The highlight of the festival was the Spotlight Health closing session, where Atlantic editor-in-chief Jeffrey Goldberg interviewed Tom Price, the secretary of health and human services. Price has promised that the new Senate health care bill will not leave people uninsured. (It will.) For the first time, I was at an event that was clearly not a PR vehicle, so it was surreal to watch the editor of a major publication ask a government official about the president’s tweet calling the health care bill “mean.” Goldberg repeatedly pressed Price, citing statements Price has made in the past. He asked Price why he would support cutting funding to the NIH.
At one point, Goldberg asked Price to tell the audience something we might not know about Donald Trump, which might assuage the worries of those who are worried. Price said, “He has a great intellect.” I’m still not sure why I was the only person who laughed.
The main pavilion on campus looks like an IKEA-furnished kindergarten room — all short tables with orange and green metal legs — so I headed to the town of Aspen instead. The town has the feel of SoHo, if SoHo had the star-spangled facade of Main Street. There's a Dolce & Gabbana store near a Ralph Lauren store near a Gucci near an arrangement of tasteful jewelry stores. Even the thrift shop had beautiful, and obviously expensive, silk blouses displayed in the window. It seemed like every other storefront was for a "wealth management" company like Merrill Lynch, or advertising "premier properties." I was also the only non-white person as far as the eye could see. Thankfully, I am used to this. I was always the youngest person in every room and one of the few non-white people at the panels.
Though most of my fellow attendees seemed happy, I was not the only person confused by the purpose of this conference. On the first day, a journalist named Deborah asked me why I was there, hoping to capture the perspective of a millennial. I explained that I was there on a fellowship and wouldn’t be good for a quote, but Deborah sat next to me anyway.
I asked Deborah if she attended any good panels. All she had done was go to a “lovely” 7AM yoga session.
She asked why I thought everyone else is here. Her theory? Access. Deborah just ran into Walter Isaacson, the biographer who is also CEO of the Aspen Institute, and he explained that people come here to be in the room, to be around people they ordinarily couldn't talk to.
Prestige and signaling, too, I said. Attending the Aspen Ideas Festival can't truly be about ideas, since the talks are live-streamed and most people don’t ask questions.
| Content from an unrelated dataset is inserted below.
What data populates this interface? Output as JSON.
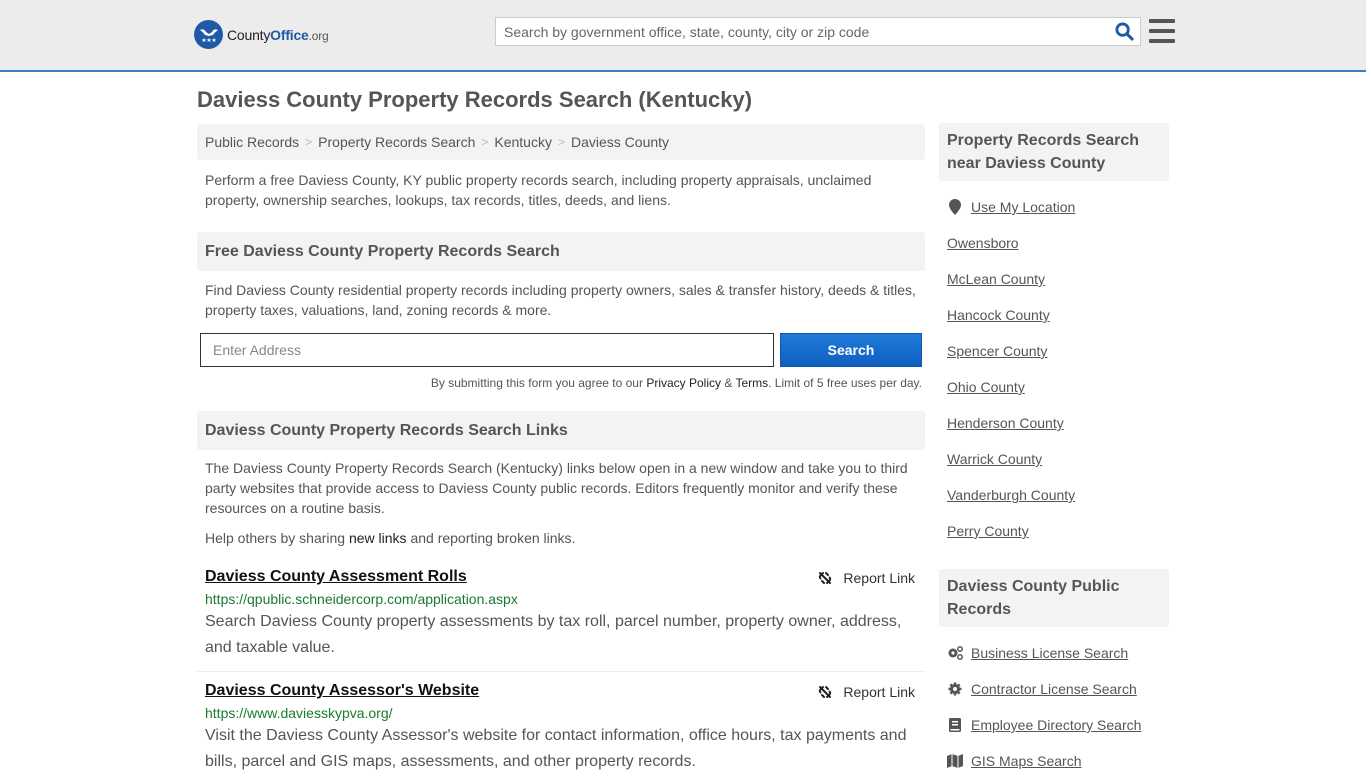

It’s about being able to rub shoulders with all the well-credentialed CEOs and show that you’re the kind of person who cares about intellectualism and prefers freeze-dried edamame to McDonald’s. It’s like voluntourism, except instead of fetishizing your own compassion, third-world people and your ability to help them, you fetishize valuing intellectualism, "thought leaders” and your ability to breathe the same rarefied air. The topics were interesting, but there was a lack of challenge. The panelists were well-spoken and smart, but I could have learned any of the facts from a 600-word article.
That tote bag, however, was quite nice. I’m happy about that.